Research confirms link between sleep apnea and Alzheimer’s disease
New research has confirmed long-suspected links between sleep apnea and Alzheimer’s disease, finding identical signs of brain damage in both conditions. While the cause of Alzheimer’s disease remains a mystery, amyloid plaques that are toxic to brain cells are known indicators of the disease.
The new research showed these plaques start in the same place and spread in the same way in the brains of people with obstructive sleep apnea, as in those with Alzheimer’s. The clinical study by Australian and Icelandic researchers, led by RMIT University, is published in the journal Sleep.
Lead investigator Professor Stephen Robinson said scientists have known the two diseases are related, but what drives the connection is still unclear. “We know that if you have sleep apnea in mid-life, you’re more likely to develop Alzheimer’s when you’re older, and if you have Alzheimer’s you are more likely to have sleep apnea than other people your age,” he said. “The connection is there but untangling the causes and biological mechanisms remains a huge challenge.
“Our study is the first to find Alzheimer’s-like amyloid plaques in the brains of people with clinically-verified obstructive sleep apnea.
“It’s an important advance in our understanding of the links between these conditions and opens up new directions for researchers striving to develop therapies for treating, and hopefully preventing, Alzheimer’s disease.” Significantly, the severity of sleep apnea was linked with a corresponding build-up of amyloid plaques.
The study found that treatment with continuous positive airway pressure (CPAP) – the standard approach for moderate to severe sleep apnea – made no difference to the amount of plaques found in the brain.
Brain damage connection
Obstructive sleep apnea (OSA) is a serious condition that occurs when a person's breathing is repeatedly interrupted during sleep. OSA is increasingly common, affecting more than 936 million people worldwide and up to 30% of elderly people. Around one in four Australian men aged over 30 have some degree of sleep apnea.
Alzheimer’s is the most common form of dementia, affecting up to 70% of all people with dementia, with age the biggest risk factor for developing the disease.
The new study investigated the extent of Alzheimer’s-like indicators in autopsy tissue from the hippocampus of 34 people and the brainstems of 24 people with OSA. The researchers looked for both amyloid plaques and neurofibrillary tangles, another known indicator of Alzheimer’s disease. The hippocampus is the part of the brain associated with memory. In Alzheimer’s disease, plaques and tangles first appear in a nearby cortical area and then move into the hippocampus, before spreading to the rest of the cortex.
While the study found both plaques and tangles in the brains of people with sleep apnea, the plaques showed a stronger association with severe sleep apnea. “In cases of mild sleep apnea, we could only find plaques and tangles in the cortical area near the hippocampus, precisely where they are first found in Alzheimer’s disease,” said Robinson, a researcher in RMIT’s School of Health and Biomedical Sciences and Austin Health’s Institute for Breathing and Sleep (IBAS).

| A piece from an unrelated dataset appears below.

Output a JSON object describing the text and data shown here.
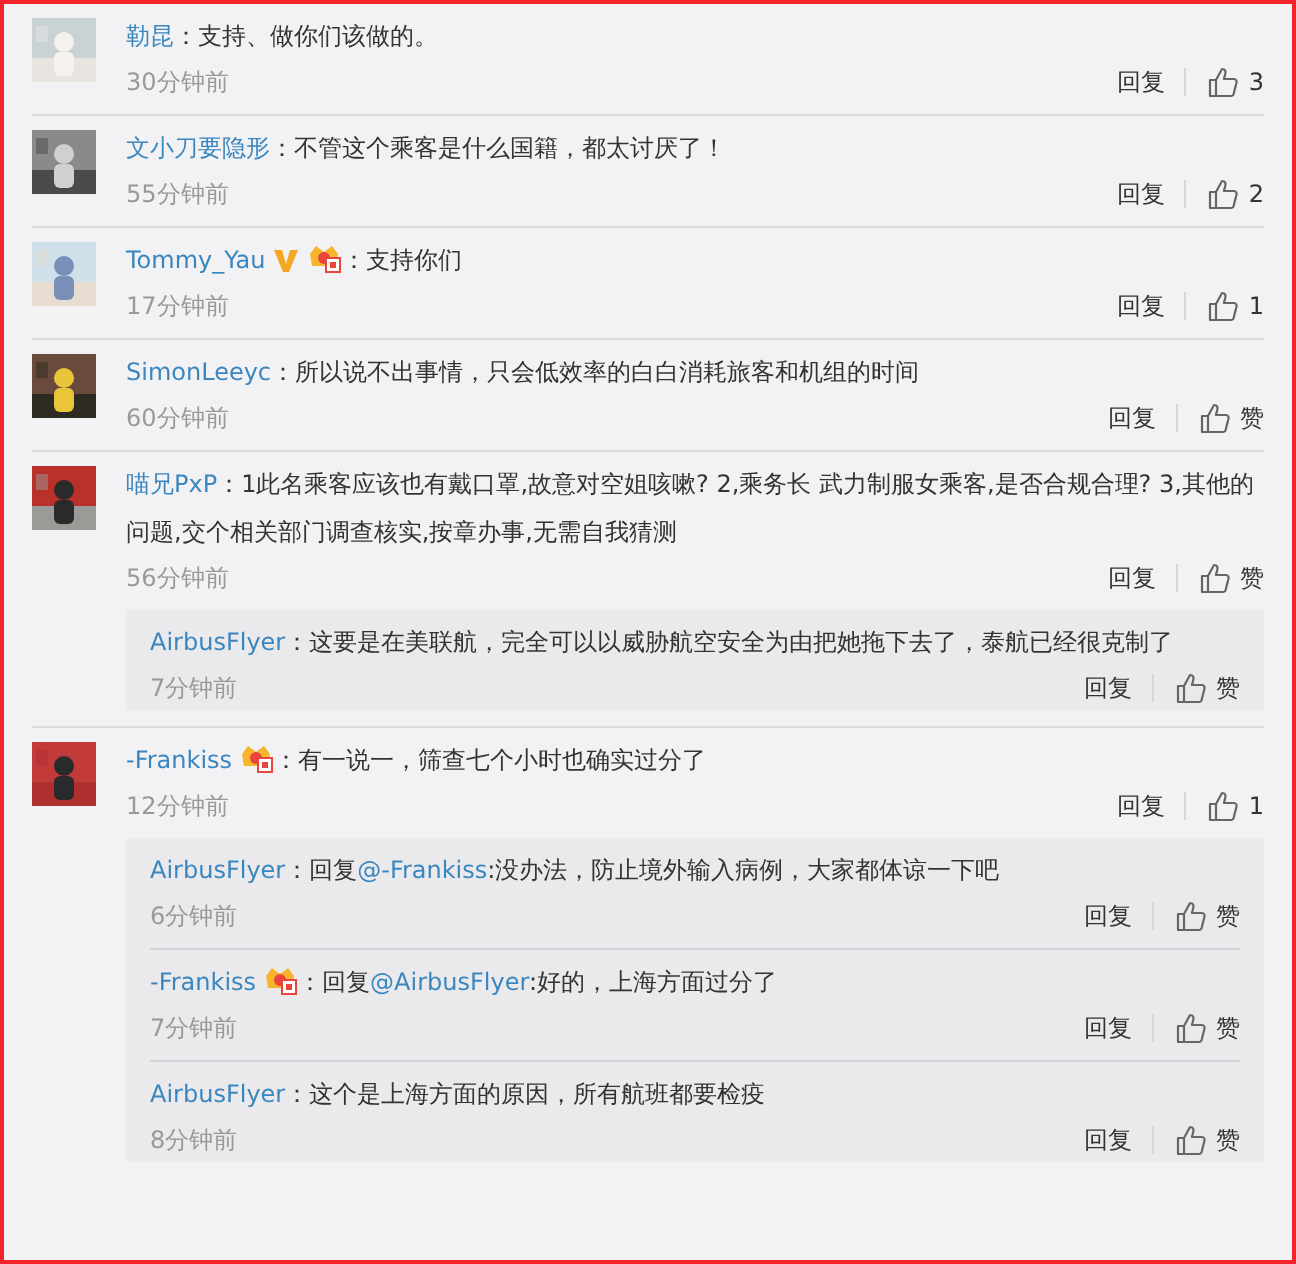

The subjects of the research showed no clinical symptoms of dementia before they died, suggesting they may have been in an early pre-dementia stage. “While some people may have had mild cognitive impairment or undiagnosed dementia, none had symptoms that were strong enough for an official diagnosis, even though some had a density of plaques and tangles that were sufficiently high to qualify as Alzheimer’s disease,” Robinson said. “The next stage for our research will be to continue analysing these samples to get a full understanding of the neuropathology, including signs of inflammation and changes to the blood vessels that supply nutrients to the brain. “The sample size for this study was limited, so we would also like to work towards establishing a clinical study with a larger cohort.”
The new study was published in the journal Sleep.